So what would the “average” score in the new QB system be? Coincidentally, the 88.6 out of 158.3 league average in 2017 would convert to 63.1 out of 100. That’s pretty close to the original 66.7 base that you could leave it at that since the league is still becoming more passing prolific. Using 63 as average basically leaves you with a small version of the same problem, that the “average” QB in the NFL would be better than average statistically already, that will only get worse in the next few years. If you didn’t want to use the decimal as suggested, you could use a round value of 65, or 67.

I don’t have as nice a suggestion for an “excellent” benchmark. However, if 66.7 in the 158.3 system became 88.6 now, then 100 should become at least 121.9 if the same gap were applied (21.9 increase for average), or 77 out of 100. For familiarity sake, and increasingly pass prolific direction of the NFL, I will suggest a score of 80 out of 100. That’s an A- letter grade, which takes one out of the B range associated with second rate, even if better than average, into some form of “excellence”. The 80 out of 100 translate to 126.6 in the 158.3 system for those familiar with that system. The 80 score will also make it a little harder to get an “excellent” game rating, so that excellence is not too easy to attain. It wouldn’t be all that “excellent” if too many people were reaching it often, would it?

 

7. It’s the NFL 100 season!

Just for marketing sake, or maybe an omen to be considered, this named NFL 100 season would be a symbolic season to change the QB passer rating system from a base of 158.3 to 100.

 

Any more good reasons? Do you really need more?
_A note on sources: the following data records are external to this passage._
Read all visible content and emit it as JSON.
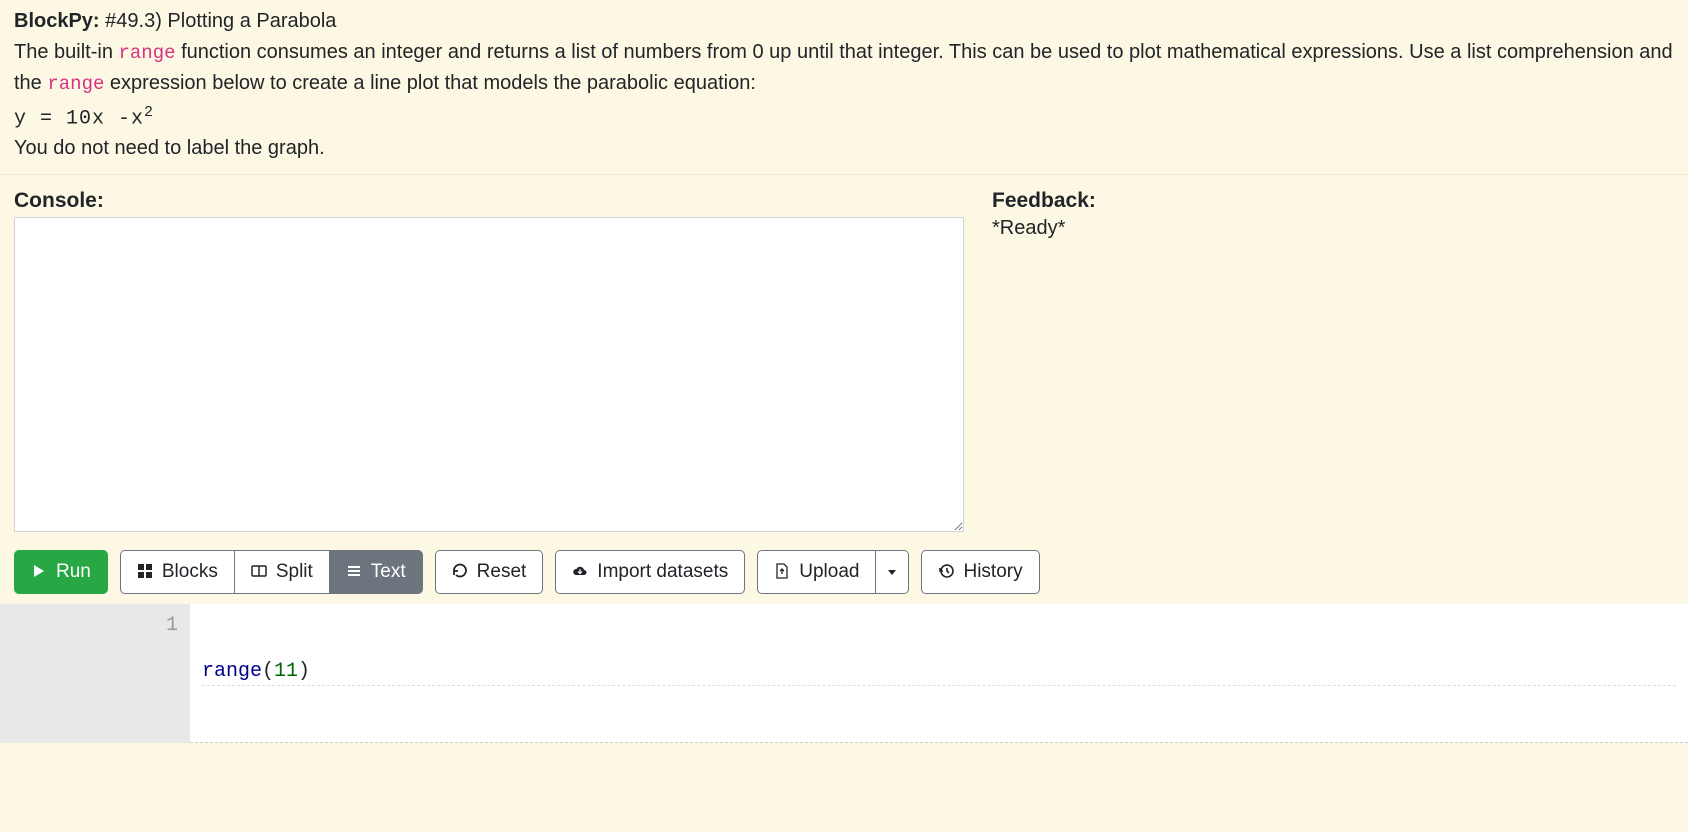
{
  "problem": {
    "app_label": "BlockPy: ",
    "title": "#49.3) Plotting a Parabola",
    "desc_part1": "The built-in ",
    "desc_code1": "range",
    "desc_part2": " function consumes an integer and returns a list of numbers from 0 up until that integer. This can be used to plot mathematical expressions. Use a list comprehension and the ",
    "desc_code2": "range",
    "desc_part3": " expression below to create a line plot that models the parabolic equation:",
    "equation_text": "y = 10x -x",
    "equation_sup": "2",
    "note": "You do not need to label the graph."
  },
  "panels": {
    "console_label": "Console:",
    "feedback_label": "Feedback:",
    "feedback_status": "*Ready*"
  },
  "toolbar": {
    "run": "Run",
    "blocks": "Blocks",
    "split": "Split",
    "text": "Text",
    "reset": "Reset",
    "import_datasets": "Import datasets",
    "upload": "Upload",
    "history": "History"
  },
  "editor": {
    "line_number": "1",
    "code_fn": "range",
    "code_paren_open": "(",
    "code_num": "11",
    "code_paren_close": ")"
  }
}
I’ve named seven great reasons for converting to a 100 base QB passer rating system. I’m sure there are more. But really, do I need more given how great these reasons are?